The meeting, held at Nether Edge Primary School, involved key figures discussing how to rebuild in the wake of the Rotherham scandal.

The Jay Report into the abuse scandal outlined taxi drivers had been involved in trafficking vulnerable children, including from Rotherham to Sheffield, for exploitation.

Drivers at the meeting said they had been dealing with assaults against them since the Jay Report.

But Mr Stephenson said there was ‘little’ the council can do to stop assaults and ‘99 per cent’ of complaints involving taxi drivers – most of which are against drivers – are not taken further.

Asked how the council protects drivers, he said: “From an assaults point of view there’s only so much you can do as a department because the driver in that situation has money on them, they are alone.

“We can only give training aspects about how to deal with that situation and aid taxi firms to keep a track on their drivers.
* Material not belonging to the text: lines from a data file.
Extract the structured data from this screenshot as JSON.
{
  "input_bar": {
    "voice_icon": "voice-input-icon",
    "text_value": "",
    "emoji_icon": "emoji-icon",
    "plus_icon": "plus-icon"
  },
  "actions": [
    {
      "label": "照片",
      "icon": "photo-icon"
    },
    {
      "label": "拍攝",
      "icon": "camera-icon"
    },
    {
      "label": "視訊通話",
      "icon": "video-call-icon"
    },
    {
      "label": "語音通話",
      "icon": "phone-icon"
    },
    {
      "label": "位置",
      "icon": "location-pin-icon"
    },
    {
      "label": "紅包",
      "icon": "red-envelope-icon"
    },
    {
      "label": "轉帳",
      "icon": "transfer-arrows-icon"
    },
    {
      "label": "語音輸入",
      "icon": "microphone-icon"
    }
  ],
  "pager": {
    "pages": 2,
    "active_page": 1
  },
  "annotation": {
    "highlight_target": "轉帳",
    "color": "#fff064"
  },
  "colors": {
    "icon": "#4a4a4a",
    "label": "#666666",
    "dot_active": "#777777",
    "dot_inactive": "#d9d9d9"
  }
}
What we can do is react to complaints.”

Mr Stephenson outlined how the council deals with taxi complaints, adding: “Ninety per cent of complaints are against the driver, but we put in place many years ago that we won’t accept phone call complaints.

“We don’t do anything until we’ve spoken to that driver. And then our officers will investigate. But 99 per cent of them end up in a stalemate because it’s one person against another and nobody else was there. So a lot of our complainants think we’ve let them down, same as the drivers.

“When we suspend, nine times out of 10 it’s when the police charge. We won’t take action on arrest, we won’t take action on hearsay. If the police get in contact with us and they’ve charged a driver if it falls into a certain category, I will suspend that licence from that day forward until it’s cleared up.”

Mr Stephenson added: “We have about 2,400 licensed drivers now. Currently there are none arrested or charged with an offence.

“From 2010 to today, there have been just over 460 complaints made against drivers. That ranges from general arguments, overcharging, state of the vehicles, everything.”